They both looked like they were in their 50s. We watched them begin their slow barefoot procession through the palms, along an idyllic shoreline to a canopy specially prepared for them between giant granite rocks worn into shape over 650 million years. The canopy was adorned with red hibiscus flowers and frangipani blooms were scattered liberally on the ground. Two high backed cane chairs had been arranged so that the couple would have their backs to the sea when they exchanged their vows. They were married far from the eyes of their respective cultures and only the smiles of the local women, paid to manage such events, blessed their union. That evening we caught sight of the newlyweds arriving in the restaurant for their nuptial feast. She slashed the air with violent staccato movements of her arms while he stood meekly alongside her demands. The waiter had a slight stoop of the sort you find in India when one caste is dealing with the power of another. I imagined disappointment was angering her. Paradise was neither conforming to her expectations nor to what she had paid for. One millimeter short of the mark is enough to prove that the camels of the rich and the romantic have difficulty getting into heaven.
That same day in the afternoon we were cycling back through one of the island villages, when we were stopped short in our tracks by the silence of a very large gathering of local people outside a wooden church. A truck, parked close to the church steps, was decorated in white satin. The young man in dreadlocks and clean white shirt standing beside me told me in hushed tones that she was only 45. It was breast cancer. She had gone away to get treatment but it hadn’t worked. Her husband had died in an accident two years previously. She only had one boy. The whole community was here today. She was the local school teacher. The young man said several times, as if searching for the right words, that she wasn’t an unkind woman. I whispered back that I’d never imagined cancer to be a part of paradise. He smiled sadly. The hymns rose and fell in French and English until the coffin was removed from the church and laid in the back of the truck. The men of the family clad in white climbed up to sit with it as it began its journey towards the graveyard. The women formed a cortege behind the truck, chanting prayers as tropical rain drowned the remnants of the afternoon. It failed to interrupt neither the dignity of their mourning nor the pace of their communal step.

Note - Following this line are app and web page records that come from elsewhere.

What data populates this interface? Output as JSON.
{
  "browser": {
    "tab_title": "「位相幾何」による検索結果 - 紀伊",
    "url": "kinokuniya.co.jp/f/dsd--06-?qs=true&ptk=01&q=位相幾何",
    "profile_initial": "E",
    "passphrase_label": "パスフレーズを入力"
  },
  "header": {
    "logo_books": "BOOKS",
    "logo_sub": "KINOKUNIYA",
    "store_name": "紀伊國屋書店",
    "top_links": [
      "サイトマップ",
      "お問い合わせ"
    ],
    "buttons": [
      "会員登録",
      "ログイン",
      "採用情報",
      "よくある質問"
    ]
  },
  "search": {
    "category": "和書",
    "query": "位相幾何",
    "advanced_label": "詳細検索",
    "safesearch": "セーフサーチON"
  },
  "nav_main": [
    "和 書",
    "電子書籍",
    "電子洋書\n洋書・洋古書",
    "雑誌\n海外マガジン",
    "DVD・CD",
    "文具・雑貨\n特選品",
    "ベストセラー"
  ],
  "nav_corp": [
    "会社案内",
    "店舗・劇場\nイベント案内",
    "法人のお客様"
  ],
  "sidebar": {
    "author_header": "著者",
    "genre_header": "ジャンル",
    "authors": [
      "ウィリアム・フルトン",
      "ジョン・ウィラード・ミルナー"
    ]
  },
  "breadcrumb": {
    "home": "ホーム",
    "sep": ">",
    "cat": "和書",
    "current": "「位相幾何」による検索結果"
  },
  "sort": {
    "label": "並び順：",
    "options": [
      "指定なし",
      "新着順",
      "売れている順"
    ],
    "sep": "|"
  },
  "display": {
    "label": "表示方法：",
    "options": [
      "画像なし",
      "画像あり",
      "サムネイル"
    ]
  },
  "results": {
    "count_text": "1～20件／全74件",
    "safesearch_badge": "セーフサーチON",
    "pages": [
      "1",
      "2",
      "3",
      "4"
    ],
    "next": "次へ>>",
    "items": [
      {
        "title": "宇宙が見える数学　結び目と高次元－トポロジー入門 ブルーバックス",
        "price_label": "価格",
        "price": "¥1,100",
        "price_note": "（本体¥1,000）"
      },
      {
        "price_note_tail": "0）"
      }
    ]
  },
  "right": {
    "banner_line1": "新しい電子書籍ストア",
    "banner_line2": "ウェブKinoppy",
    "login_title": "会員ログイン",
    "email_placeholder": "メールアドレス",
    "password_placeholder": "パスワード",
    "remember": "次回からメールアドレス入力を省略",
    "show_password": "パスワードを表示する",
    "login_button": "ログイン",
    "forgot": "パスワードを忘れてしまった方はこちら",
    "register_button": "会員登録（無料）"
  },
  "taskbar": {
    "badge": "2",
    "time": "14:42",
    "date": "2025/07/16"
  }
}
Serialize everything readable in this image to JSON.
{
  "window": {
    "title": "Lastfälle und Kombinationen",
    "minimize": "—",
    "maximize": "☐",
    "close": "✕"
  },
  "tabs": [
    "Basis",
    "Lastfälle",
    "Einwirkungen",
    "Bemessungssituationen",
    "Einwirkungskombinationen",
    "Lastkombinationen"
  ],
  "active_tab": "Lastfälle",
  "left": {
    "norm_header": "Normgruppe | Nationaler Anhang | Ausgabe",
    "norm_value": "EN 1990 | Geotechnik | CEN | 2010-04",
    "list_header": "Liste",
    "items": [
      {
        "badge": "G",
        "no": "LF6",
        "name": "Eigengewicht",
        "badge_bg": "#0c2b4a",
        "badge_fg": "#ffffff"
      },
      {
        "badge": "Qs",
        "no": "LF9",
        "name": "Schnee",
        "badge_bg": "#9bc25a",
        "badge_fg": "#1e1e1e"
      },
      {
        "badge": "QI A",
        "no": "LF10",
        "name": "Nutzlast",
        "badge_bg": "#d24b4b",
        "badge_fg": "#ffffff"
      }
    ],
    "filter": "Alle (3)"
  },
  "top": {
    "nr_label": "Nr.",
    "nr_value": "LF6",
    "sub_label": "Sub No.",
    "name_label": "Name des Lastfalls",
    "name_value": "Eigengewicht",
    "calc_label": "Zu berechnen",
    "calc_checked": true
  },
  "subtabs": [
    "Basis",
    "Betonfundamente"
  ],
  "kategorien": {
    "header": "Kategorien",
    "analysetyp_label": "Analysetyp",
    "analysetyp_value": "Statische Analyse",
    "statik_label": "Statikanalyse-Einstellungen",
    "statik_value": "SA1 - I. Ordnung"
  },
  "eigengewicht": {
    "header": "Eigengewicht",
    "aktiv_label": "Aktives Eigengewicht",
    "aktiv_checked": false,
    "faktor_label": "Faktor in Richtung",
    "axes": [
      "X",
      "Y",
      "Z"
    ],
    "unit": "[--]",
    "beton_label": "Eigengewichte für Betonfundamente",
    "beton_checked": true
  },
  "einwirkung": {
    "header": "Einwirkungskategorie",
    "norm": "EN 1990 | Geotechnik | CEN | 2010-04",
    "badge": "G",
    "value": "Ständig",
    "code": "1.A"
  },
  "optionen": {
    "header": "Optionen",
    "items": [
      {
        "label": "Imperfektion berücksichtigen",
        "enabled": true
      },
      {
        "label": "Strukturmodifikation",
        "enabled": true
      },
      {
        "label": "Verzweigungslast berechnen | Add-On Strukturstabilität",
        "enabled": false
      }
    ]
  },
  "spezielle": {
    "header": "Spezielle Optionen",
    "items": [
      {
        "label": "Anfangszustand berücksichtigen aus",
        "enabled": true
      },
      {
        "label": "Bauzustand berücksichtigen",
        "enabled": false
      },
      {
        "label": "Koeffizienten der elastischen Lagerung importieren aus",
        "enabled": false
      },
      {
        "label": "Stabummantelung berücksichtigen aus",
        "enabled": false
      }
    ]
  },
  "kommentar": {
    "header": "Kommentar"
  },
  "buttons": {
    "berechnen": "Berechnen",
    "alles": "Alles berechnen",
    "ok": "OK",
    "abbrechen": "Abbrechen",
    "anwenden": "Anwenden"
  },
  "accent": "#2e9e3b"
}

And despite these two gentle reminders of the frailty of human life and relationships even in paradise it was as if these ten days had slipped through the eye of the needle and God had welcomed us back. And from there, the poverty of our rich lives and the utter boredom of our endless economic and social crisis stood out like a herd of camels on Champs Elysees.
Tell me something about any close brush you have had with paradise in recent years.
Meanwhile keep your spirits up while the rain comes down